> **PROBLEM**: Report how many lines in the entries below hold the word "value". Your answer is that number alone.

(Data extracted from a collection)

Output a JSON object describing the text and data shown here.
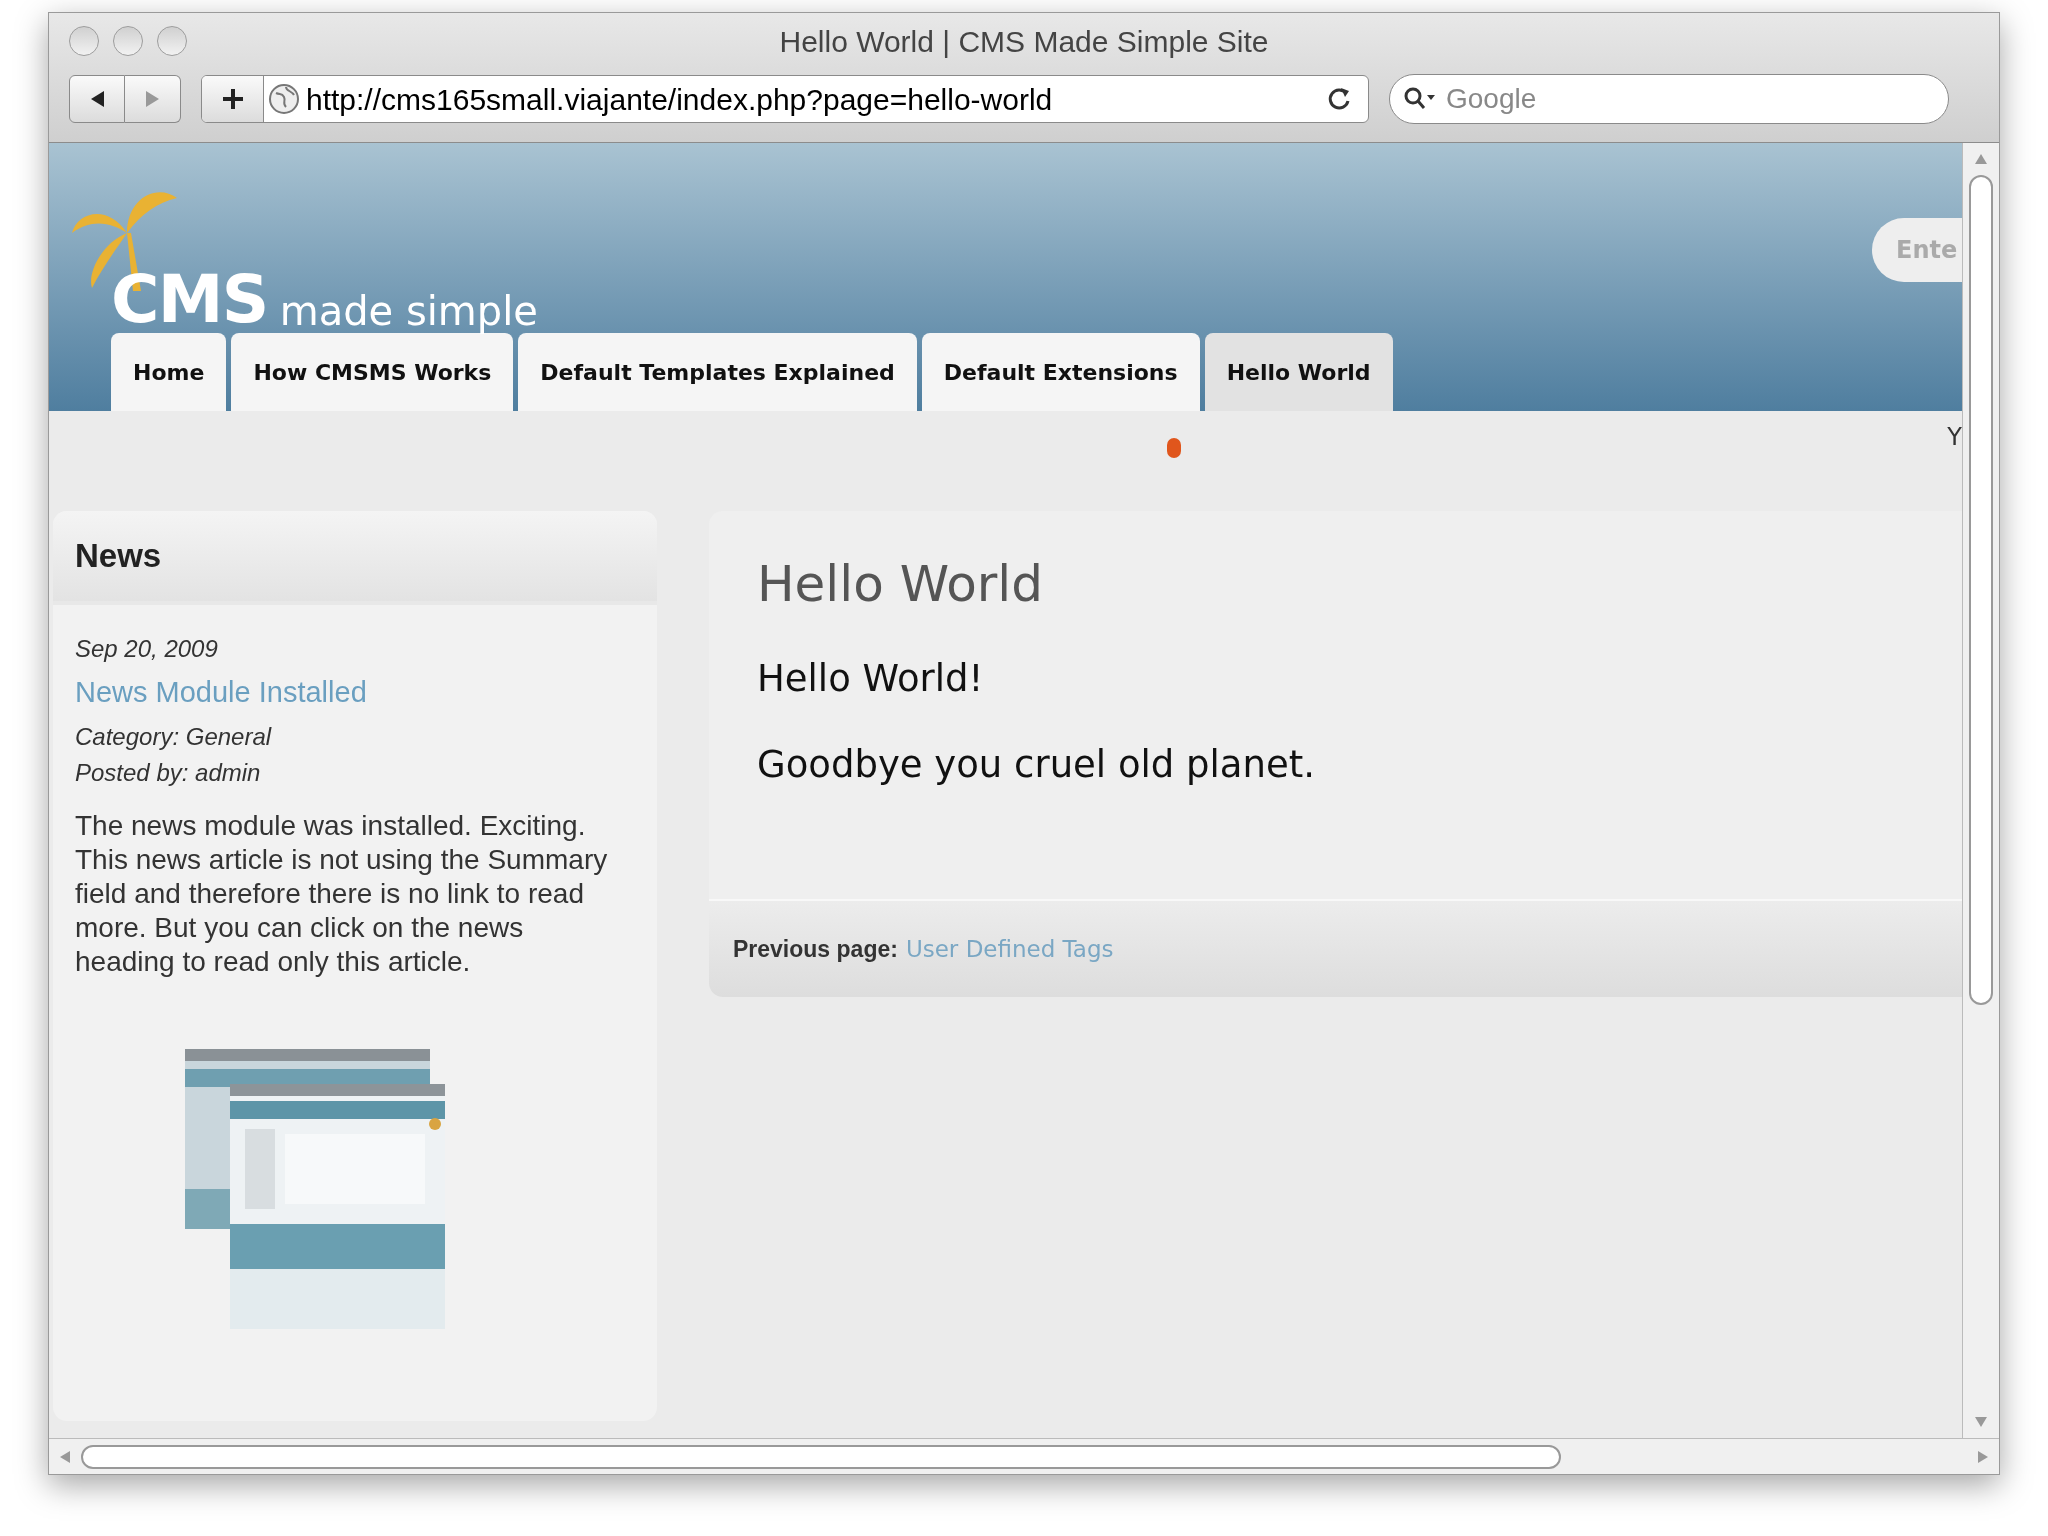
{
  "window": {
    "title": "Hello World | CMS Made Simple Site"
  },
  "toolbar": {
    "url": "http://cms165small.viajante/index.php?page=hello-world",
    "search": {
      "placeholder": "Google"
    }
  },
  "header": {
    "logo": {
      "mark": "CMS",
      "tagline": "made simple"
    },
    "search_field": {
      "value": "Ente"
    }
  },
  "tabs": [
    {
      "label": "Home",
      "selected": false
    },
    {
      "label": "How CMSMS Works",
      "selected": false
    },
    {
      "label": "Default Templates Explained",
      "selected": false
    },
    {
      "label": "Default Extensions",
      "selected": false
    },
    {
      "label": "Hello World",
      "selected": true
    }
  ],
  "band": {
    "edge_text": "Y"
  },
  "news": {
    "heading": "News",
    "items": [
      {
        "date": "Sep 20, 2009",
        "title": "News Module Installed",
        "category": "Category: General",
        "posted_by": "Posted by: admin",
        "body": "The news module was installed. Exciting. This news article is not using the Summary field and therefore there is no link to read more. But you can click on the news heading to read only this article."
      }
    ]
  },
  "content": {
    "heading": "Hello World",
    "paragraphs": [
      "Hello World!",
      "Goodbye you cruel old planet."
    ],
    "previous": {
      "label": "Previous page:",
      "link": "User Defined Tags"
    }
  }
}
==
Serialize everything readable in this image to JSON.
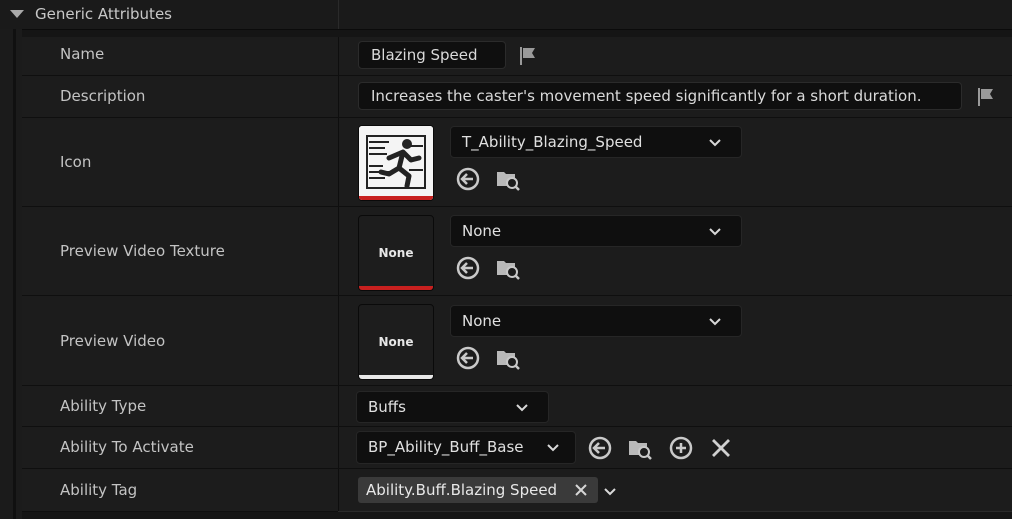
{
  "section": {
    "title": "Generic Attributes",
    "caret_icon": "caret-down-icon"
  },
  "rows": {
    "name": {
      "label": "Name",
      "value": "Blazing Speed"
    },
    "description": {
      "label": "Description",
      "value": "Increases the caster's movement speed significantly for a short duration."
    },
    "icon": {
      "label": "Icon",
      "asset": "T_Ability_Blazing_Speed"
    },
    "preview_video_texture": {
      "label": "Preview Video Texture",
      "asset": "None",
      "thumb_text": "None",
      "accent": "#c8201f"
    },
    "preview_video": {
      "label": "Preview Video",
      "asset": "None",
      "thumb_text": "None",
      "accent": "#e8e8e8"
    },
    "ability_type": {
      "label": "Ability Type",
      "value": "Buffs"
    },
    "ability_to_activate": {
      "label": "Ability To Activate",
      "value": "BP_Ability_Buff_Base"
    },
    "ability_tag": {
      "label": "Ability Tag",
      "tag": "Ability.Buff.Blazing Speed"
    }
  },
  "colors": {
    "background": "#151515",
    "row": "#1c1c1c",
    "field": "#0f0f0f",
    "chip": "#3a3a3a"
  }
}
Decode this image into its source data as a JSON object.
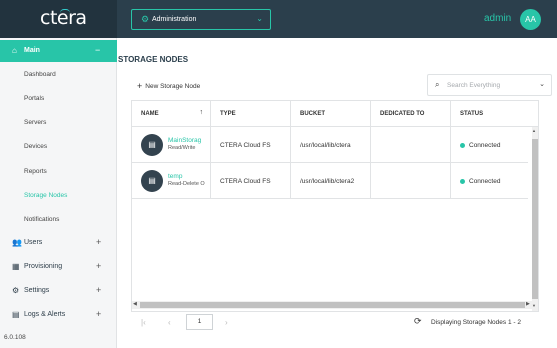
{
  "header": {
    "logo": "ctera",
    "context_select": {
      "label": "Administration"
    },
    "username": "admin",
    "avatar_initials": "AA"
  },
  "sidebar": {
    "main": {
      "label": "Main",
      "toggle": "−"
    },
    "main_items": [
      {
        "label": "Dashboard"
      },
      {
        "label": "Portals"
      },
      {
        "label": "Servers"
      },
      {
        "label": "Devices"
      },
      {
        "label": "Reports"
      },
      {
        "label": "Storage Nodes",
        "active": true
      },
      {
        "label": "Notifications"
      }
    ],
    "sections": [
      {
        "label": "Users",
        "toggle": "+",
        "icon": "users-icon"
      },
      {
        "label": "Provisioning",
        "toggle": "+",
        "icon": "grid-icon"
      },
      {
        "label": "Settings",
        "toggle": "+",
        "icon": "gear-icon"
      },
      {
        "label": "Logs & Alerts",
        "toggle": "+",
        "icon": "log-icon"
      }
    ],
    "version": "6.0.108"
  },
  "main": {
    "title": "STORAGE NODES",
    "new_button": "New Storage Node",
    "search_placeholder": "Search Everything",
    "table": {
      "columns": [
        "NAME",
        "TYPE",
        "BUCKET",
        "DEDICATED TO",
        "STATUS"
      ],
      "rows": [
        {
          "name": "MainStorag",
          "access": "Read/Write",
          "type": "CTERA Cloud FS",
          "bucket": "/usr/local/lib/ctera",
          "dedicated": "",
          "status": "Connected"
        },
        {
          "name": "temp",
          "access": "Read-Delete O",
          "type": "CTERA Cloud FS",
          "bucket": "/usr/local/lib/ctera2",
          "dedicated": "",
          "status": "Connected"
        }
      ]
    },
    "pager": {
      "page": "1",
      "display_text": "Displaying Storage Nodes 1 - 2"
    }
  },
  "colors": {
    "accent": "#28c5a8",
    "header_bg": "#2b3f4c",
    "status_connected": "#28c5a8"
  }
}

> **RESPONSE**: 5